ASSIGNMENT: Extract, from the records beneath this instruction, each line that contains the word "name".

··········

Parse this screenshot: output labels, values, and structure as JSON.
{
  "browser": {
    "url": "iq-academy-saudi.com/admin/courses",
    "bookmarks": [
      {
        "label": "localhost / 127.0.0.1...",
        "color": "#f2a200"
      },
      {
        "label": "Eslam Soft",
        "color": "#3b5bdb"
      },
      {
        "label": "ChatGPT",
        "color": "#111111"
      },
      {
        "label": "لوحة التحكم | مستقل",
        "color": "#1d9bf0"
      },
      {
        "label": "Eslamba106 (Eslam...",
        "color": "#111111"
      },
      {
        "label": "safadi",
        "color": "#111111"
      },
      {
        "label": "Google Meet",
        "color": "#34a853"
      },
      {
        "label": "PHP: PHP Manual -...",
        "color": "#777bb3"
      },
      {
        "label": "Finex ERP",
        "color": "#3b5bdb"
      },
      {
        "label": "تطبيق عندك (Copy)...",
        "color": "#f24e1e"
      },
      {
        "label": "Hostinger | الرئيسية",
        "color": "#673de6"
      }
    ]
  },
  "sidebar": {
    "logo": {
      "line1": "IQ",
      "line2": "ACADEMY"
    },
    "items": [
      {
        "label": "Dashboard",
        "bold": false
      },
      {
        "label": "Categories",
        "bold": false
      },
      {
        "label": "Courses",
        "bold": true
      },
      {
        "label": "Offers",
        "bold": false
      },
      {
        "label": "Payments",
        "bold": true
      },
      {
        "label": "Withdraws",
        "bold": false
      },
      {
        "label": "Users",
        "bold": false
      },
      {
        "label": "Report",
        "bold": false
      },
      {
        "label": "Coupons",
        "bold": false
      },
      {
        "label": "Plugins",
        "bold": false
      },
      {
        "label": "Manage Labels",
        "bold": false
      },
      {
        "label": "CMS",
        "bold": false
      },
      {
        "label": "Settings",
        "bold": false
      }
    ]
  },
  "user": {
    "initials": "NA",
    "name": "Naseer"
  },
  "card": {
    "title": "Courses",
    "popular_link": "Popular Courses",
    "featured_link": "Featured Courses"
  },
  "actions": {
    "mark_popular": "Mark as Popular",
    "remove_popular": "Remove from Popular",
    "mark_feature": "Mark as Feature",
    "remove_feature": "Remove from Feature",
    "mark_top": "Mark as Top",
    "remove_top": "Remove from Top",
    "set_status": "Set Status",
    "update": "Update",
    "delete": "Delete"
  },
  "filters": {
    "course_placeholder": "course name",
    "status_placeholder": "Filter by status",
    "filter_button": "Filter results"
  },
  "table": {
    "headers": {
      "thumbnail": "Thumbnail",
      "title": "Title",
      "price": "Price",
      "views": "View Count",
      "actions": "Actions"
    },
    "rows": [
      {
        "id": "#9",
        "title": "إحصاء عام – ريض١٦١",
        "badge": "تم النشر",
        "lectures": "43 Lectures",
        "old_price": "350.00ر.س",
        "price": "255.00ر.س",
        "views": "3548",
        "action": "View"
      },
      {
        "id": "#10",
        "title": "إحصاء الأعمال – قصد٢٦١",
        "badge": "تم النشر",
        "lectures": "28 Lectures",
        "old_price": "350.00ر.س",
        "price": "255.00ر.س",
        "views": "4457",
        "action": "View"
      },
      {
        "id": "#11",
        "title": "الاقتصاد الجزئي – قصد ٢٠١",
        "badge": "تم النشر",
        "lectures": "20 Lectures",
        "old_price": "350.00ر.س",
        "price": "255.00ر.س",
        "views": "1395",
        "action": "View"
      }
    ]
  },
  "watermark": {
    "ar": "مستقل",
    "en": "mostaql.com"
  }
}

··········

SOLUTION TO THE PROBLEM:
    "name": "Naseer"
    "course_placeholder": "course name",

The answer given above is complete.